● **Work required**: Write out the records word for word, with no pictures.

Page and application data records:
*** Block opens ***
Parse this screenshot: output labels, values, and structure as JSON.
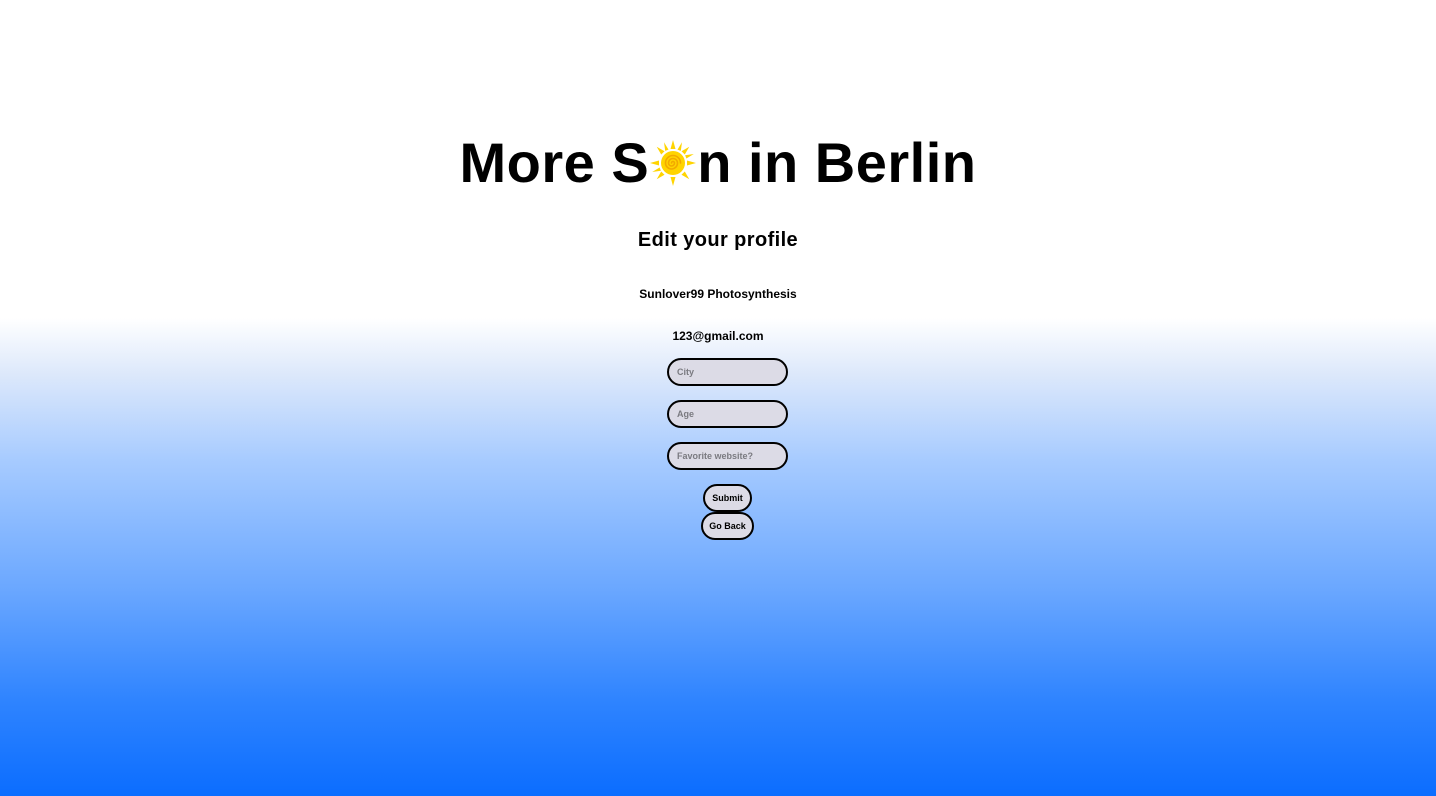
{
  "header": {
    "title_before_icon": "More S",
    "title_icon": "sun-icon",
    "title_after_icon": "n in Berlin",
    "sun_color": "#FFD400"
  },
  "profile": {
    "heading": "Edit your profile",
    "name": "Sunlover99 Photosynthesis",
    "email": "123@gmail.com"
  },
  "form": {
    "city_placeholder": "City",
    "age_placeholder": "Age",
    "website_placeholder": "Favorite website?",
    "submit_label": "Submit",
    "back_label": "Go Back"
  },
  "colors": {
    "gradient_top": "#ffffff",
    "gradient_bottom": "#0b6dff",
    "input_fill": "#dcdbe6"
  }
}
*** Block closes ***
● **Expected answer**:
Parse this screenshot: output labels, values, and structure as JSON.
{
  "header": {
    "title_before_icon": "More S",
    "title_icon": "sun-icon",
    "title_after_icon": "n in Berlin",
    "sun_color": "#FFD400"
  },
  "profile": {
    "heading": "Edit your profile",
    "name": "Sunlover99 Photosynthesis",
    "email": "123@gmail.com"
  },
  "form": {
    "city_placeholder": "City",
    "age_placeholder": "Age",
    "website_placeholder": "Favorite website?",
    "submit_label": "Submit",
    "back_label": "Go Back"
  },
  "colors": {
    "gradient_top": "#ffffff",
    "gradient_bottom": "#0b6dff",
    "input_fill": "#dcdbe6"
  }
}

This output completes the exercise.